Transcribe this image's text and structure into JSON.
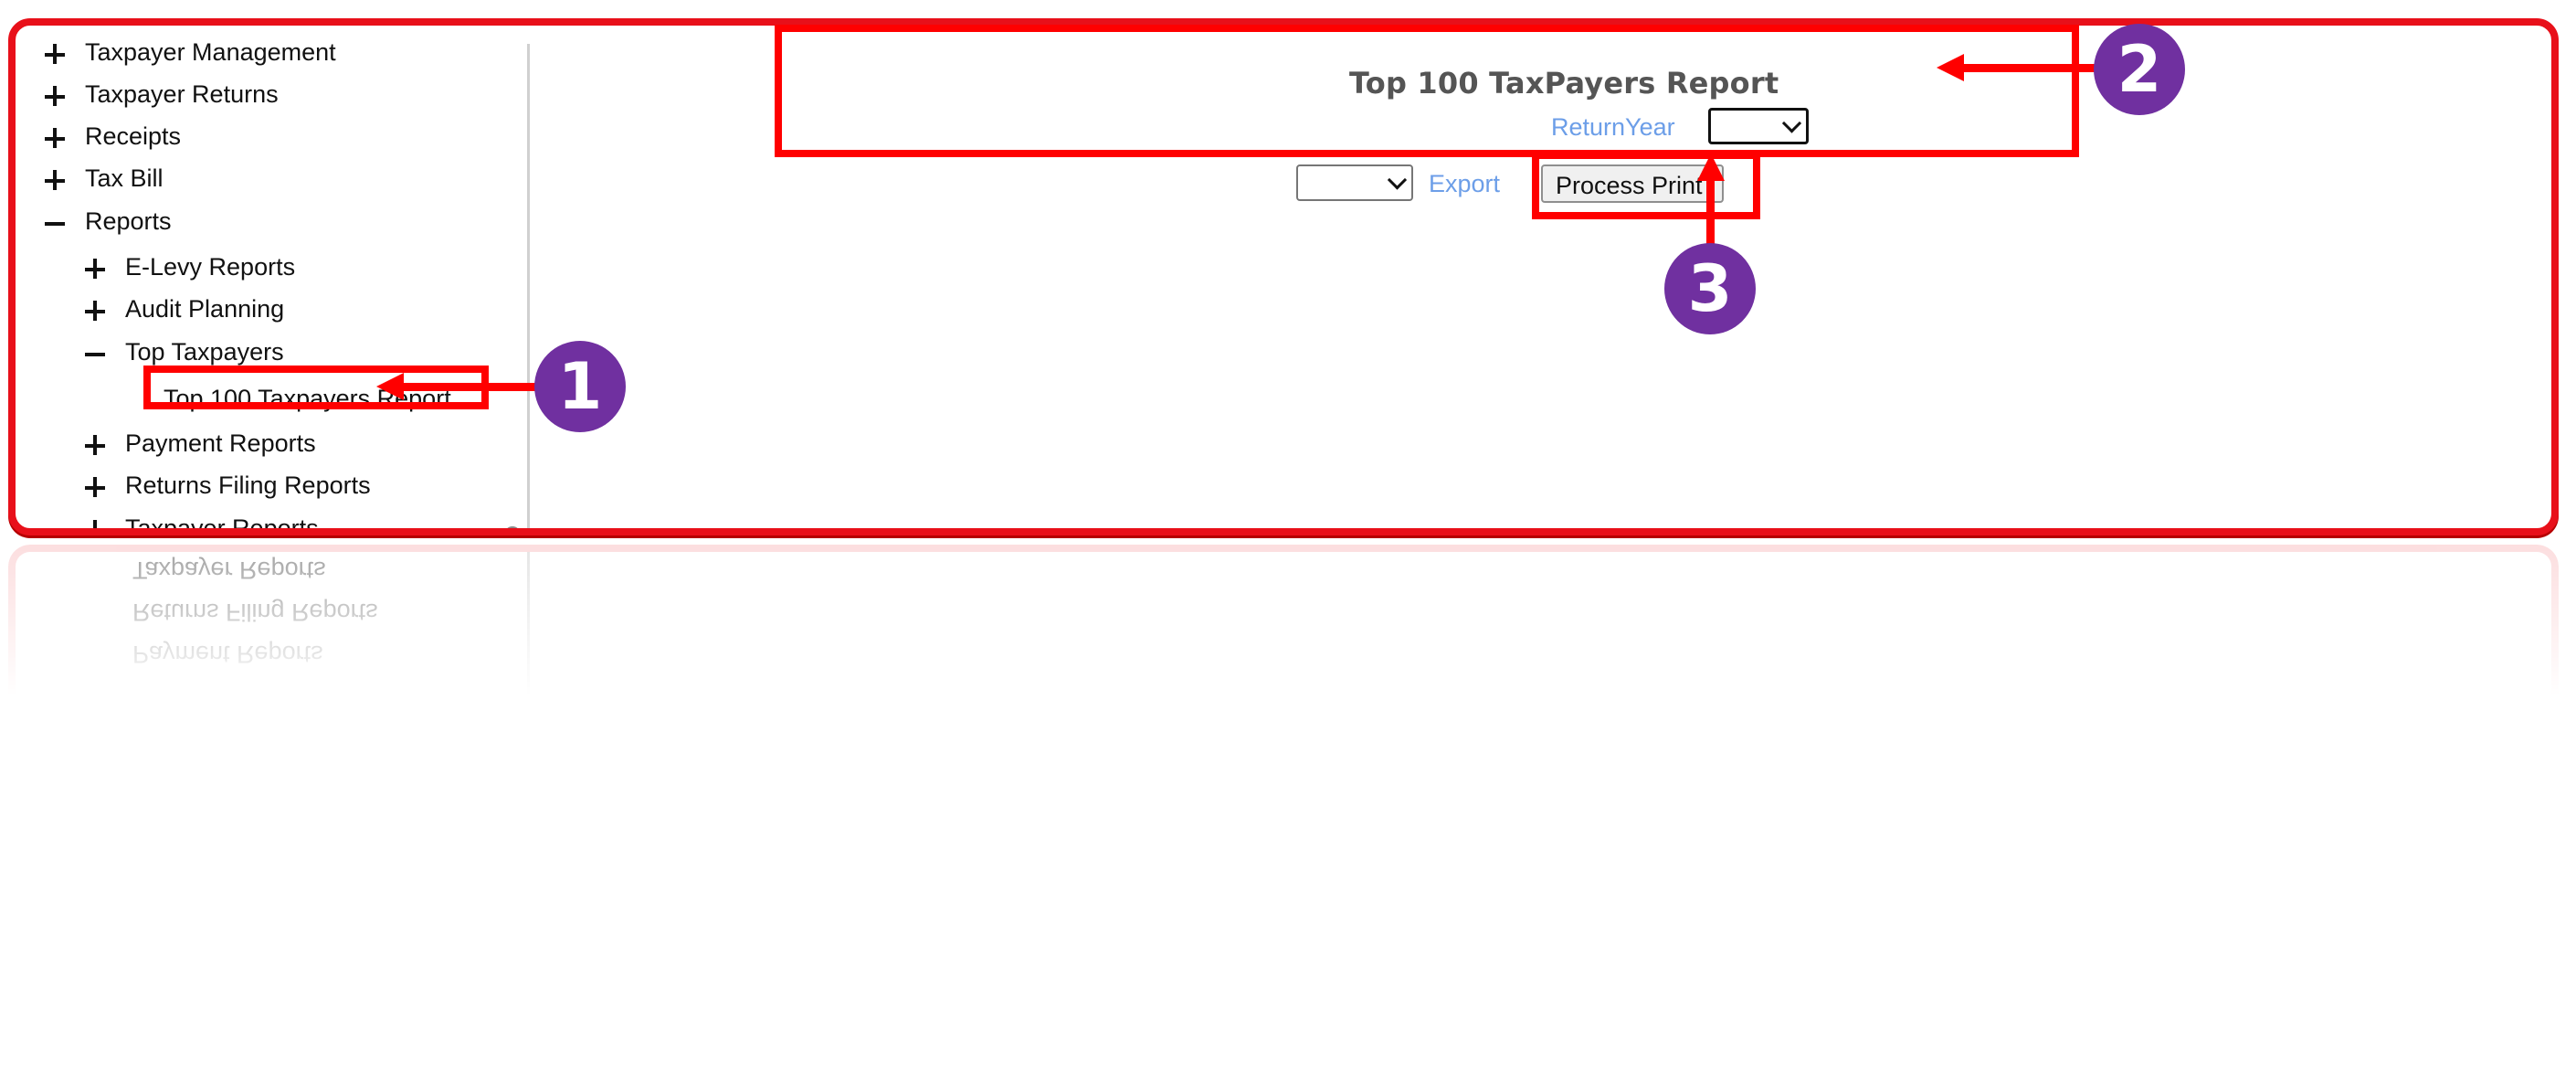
{
  "sidebar": {
    "items": [
      {
        "label": "Taxpayer Management",
        "state": "collapsed"
      },
      {
        "label": "Taxpayer Returns",
        "state": "collapsed"
      },
      {
        "label": "Receipts",
        "state": "collapsed"
      },
      {
        "label": "Tax Bill",
        "state": "collapsed"
      },
      {
        "label": "Reports",
        "state": "expanded"
      },
      {
        "label": "E-Levy Reports",
        "state": "collapsed"
      },
      {
        "label": "Audit Planning",
        "state": "collapsed"
      },
      {
        "label": "Top Taxpayers",
        "state": "expanded"
      },
      {
        "label": "Top 100 Taxpayers Report",
        "state": "leaf"
      },
      {
        "label": "Payment Reports",
        "state": "collapsed"
      },
      {
        "label": "Returns Filing Reports",
        "state": "collapsed"
      },
      {
        "label": "Taxpayer Reports",
        "state": "collapsed"
      }
    ]
  },
  "report": {
    "title": "Top 100 TaxPayers Report",
    "return_year_label": "ReturnYear",
    "return_year_value": "",
    "export_format_value": "",
    "export_label": "Export",
    "process_button_label": "Process Print"
  },
  "annotations": {
    "badges": [
      "1",
      "2",
      "3"
    ],
    "color_box": "#ff0000",
    "color_badge": "#7030a0"
  },
  "icons": {
    "collapsed": "plus-icon",
    "expanded": "minus-icon",
    "dropdown": "chevron-down-icon"
  }
}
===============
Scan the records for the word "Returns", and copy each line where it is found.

        "label": "Taxpayer Returns",
        "label": "Returns Filing Reports",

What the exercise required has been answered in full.